◆ **Data provided**:
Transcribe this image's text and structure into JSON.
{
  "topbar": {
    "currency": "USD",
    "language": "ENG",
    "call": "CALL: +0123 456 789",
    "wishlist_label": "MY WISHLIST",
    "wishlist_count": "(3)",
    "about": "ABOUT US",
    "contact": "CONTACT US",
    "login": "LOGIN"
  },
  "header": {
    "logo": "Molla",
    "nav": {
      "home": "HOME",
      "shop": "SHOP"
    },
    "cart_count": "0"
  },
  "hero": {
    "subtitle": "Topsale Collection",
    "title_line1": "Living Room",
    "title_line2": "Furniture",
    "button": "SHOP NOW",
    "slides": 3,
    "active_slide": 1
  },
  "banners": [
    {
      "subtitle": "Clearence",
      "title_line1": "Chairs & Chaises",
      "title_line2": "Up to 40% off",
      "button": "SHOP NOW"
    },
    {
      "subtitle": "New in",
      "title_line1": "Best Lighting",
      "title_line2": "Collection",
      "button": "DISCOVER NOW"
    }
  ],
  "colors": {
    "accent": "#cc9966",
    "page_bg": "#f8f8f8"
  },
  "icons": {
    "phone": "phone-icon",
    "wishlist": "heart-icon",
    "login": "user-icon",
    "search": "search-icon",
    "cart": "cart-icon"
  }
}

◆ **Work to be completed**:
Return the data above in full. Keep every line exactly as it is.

◆ **Your solution**:
Transcribe this image's text and structure into JSON.
{
  "topbar": {
    "currency": "USD",
    "language": "ENG",
    "call": "CALL: +0123 456 789",
    "wishlist_label": "MY WISHLIST",
    "wishlist_count": "(3)",
    "about": "ABOUT US",
    "contact": "CONTACT US",
    "login": "LOGIN"
  },
  "header": {
    "logo": "Molla",
    "nav": {
      "home": "HOME",
      "shop": "SHOP"
    },
    "cart_count": "0"
  },
  "hero": {
    "subtitle": "Topsale Collection",
    "title_line1": "Living Room",
    "title_line2": "Furniture",
    "button": "SHOP NOW",
    "slides": 3,
    "active_slide": 1
  },
  "banners": [
    {
      "subtitle": "Clearence",
      "title_line1": "Chairs & Chaises",
      "title_line2": "Up to 40% off",
      "button": "SHOP NOW"
    },
    {
      "subtitle": "New in",
      "title_line1": "Best Lighting",
      "title_line2": "Collection",
      "button": "DISCOVER NOW"
    }
  ],
  "colors": {
    "accent": "#cc9966",
    "page_bg": "#f8f8f8"
  },
  "icons": {
    "phone": "phone-icon",
    "wishlist": "heart-icon",
    "login": "user-icon",
    "search": "search-icon",
    "cart": "cart-icon"
  }
}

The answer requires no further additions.